Task prompt:
Nothing but a number should be returned: the count of lines in the records that contain "icon".

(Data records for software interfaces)
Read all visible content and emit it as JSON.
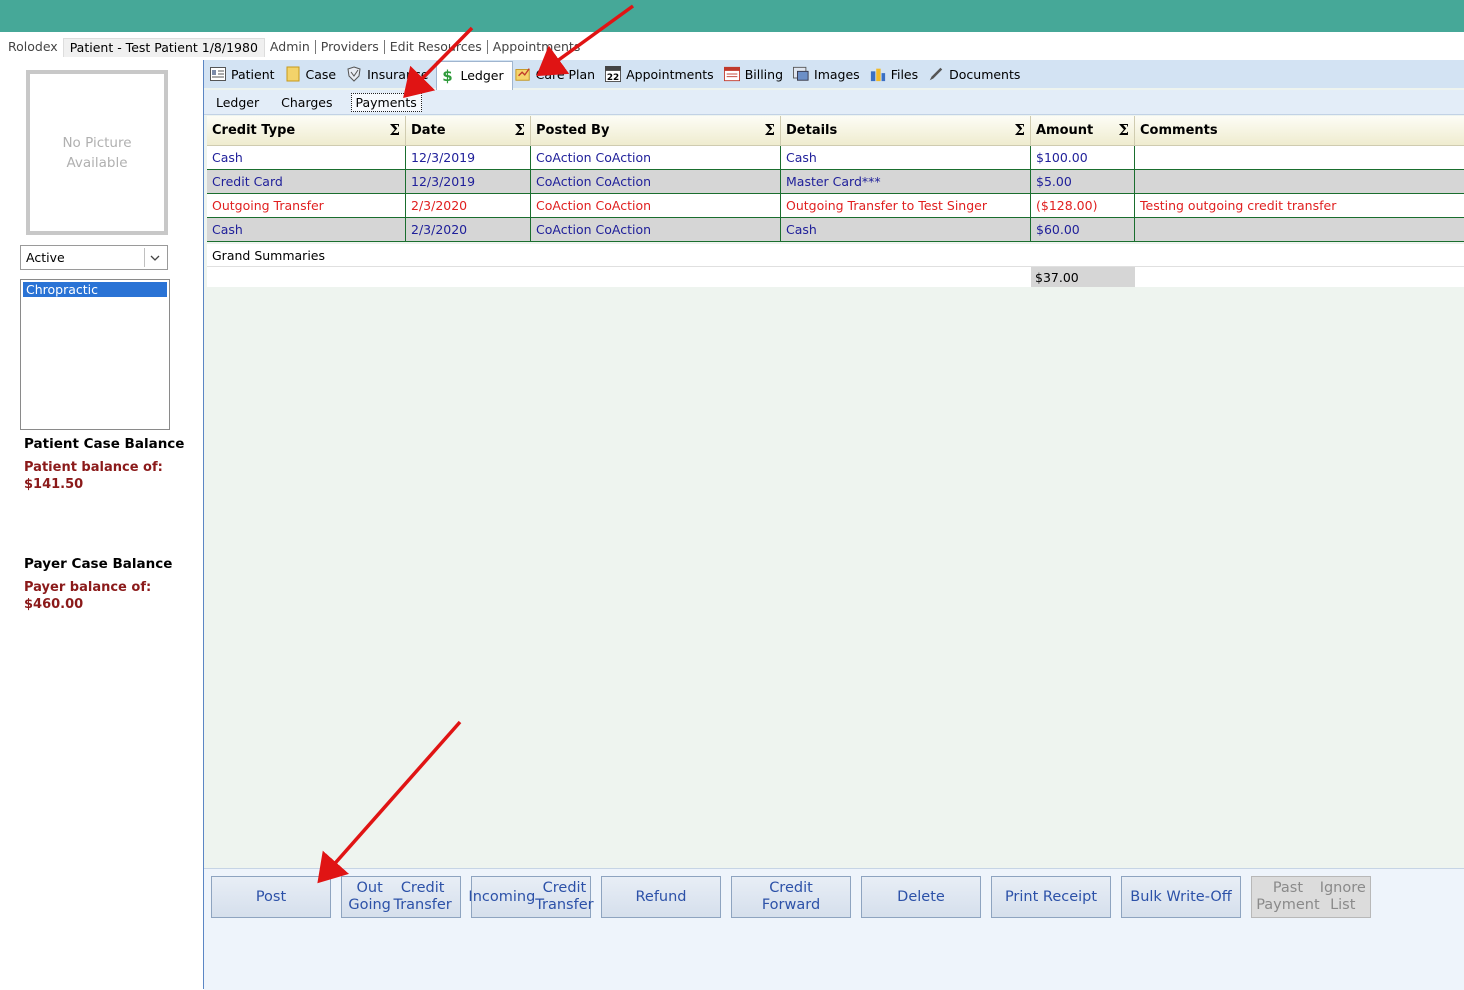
{
  "menu": {
    "items": [
      "Rolodex",
      "Patient - Test Patient 1/8/1980",
      "Admin",
      "Providers",
      "Edit Resources",
      "Appointments"
    ]
  },
  "left": {
    "photo_text_line1": "No Picture",
    "photo_text_line2": "Available",
    "status_value": "Active",
    "case_item": "Chropractic",
    "patient_balance_title": "Patient Case Balance",
    "patient_balance_label": "Patient balance of:",
    "patient_balance_value": "$141.50",
    "payer_balance_title": "Payer Case Balance",
    "payer_balance_label": "Payer balance of:",
    "payer_balance_value": "$460.00"
  },
  "tabs": [
    {
      "label": "Patient",
      "icon": "id-card-icon"
    },
    {
      "label": "Case",
      "icon": "folder-icon"
    },
    {
      "label": "Insurance",
      "icon": "shield-icon"
    },
    {
      "label": "Ledger",
      "icon": "dollar-icon"
    },
    {
      "label": "Care Plan",
      "icon": "care-plan-icon"
    },
    {
      "label": "Appointments",
      "icon": "calendar-icon"
    },
    {
      "label": "Billing",
      "icon": "billing-icon"
    },
    {
      "label": "Images",
      "icon": "images-icon"
    },
    {
      "label": "Files",
      "icon": "files-icon"
    },
    {
      "label": "Documents",
      "icon": "pen-icon"
    }
  ],
  "subtabs": [
    "Ledger",
    "Charges",
    "Payments"
  ],
  "grid": {
    "columns": [
      "Credit Type",
      "Date",
      "Posted By",
      "Details",
      "Amount",
      "Comments"
    ],
    "sigma": "Σ",
    "rows": [
      [
        "Cash",
        "12/3/2019",
        "CoAction CoAction",
        "Cash",
        "$100.00",
        ""
      ],
      [
        "Credit Card",
        "12/3/2019",
        "CoAction CoAction",
        "Master Card***",
        "$5.00",
        ""
      ],
      [
        "Outgoing Transfer",
        "2/3/2020",
        "CoAction CoAction",
        "Outgoing Transfer to Test Singer",
        "($128.00)",
        "Testing outgoing credit transfer"
      ],
      [
        "Cash",
        "2/3/2020",
        "CoAction CoAction",
        "Cash",
        "$60.00",
        ""
      ]
    ],
    "grand_summaries_label": "Grand Summaries",
    "grand_total": "$37.00"
  },
  "buttons": {
    "post": "Post",
    "out_transfer_1": "Out Going",
    "out_transfer_2": "Credit Transfer",
    "in_transfer_1": "Incoming",
    "in_transfer_2": "Credit Transfer",
    "refund": "Refund",
    "credit_forward": "Credit Forward",
    "delete": "Delete",
    "print_receipt": "Print Receipt",
    "bulk_writeoff": "Bulk Write-Off",
    "ignore_1": "Past Payment",
    "ignore_2": "Ignore List"
  },
  "colors": {
    "header_teal": "#46a898",
    "annotation_arrow": "#e01414",
    "row_text_blue": "#20209a",
    "row_text_red": "#e02020"
  }
}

Exercise answer:
10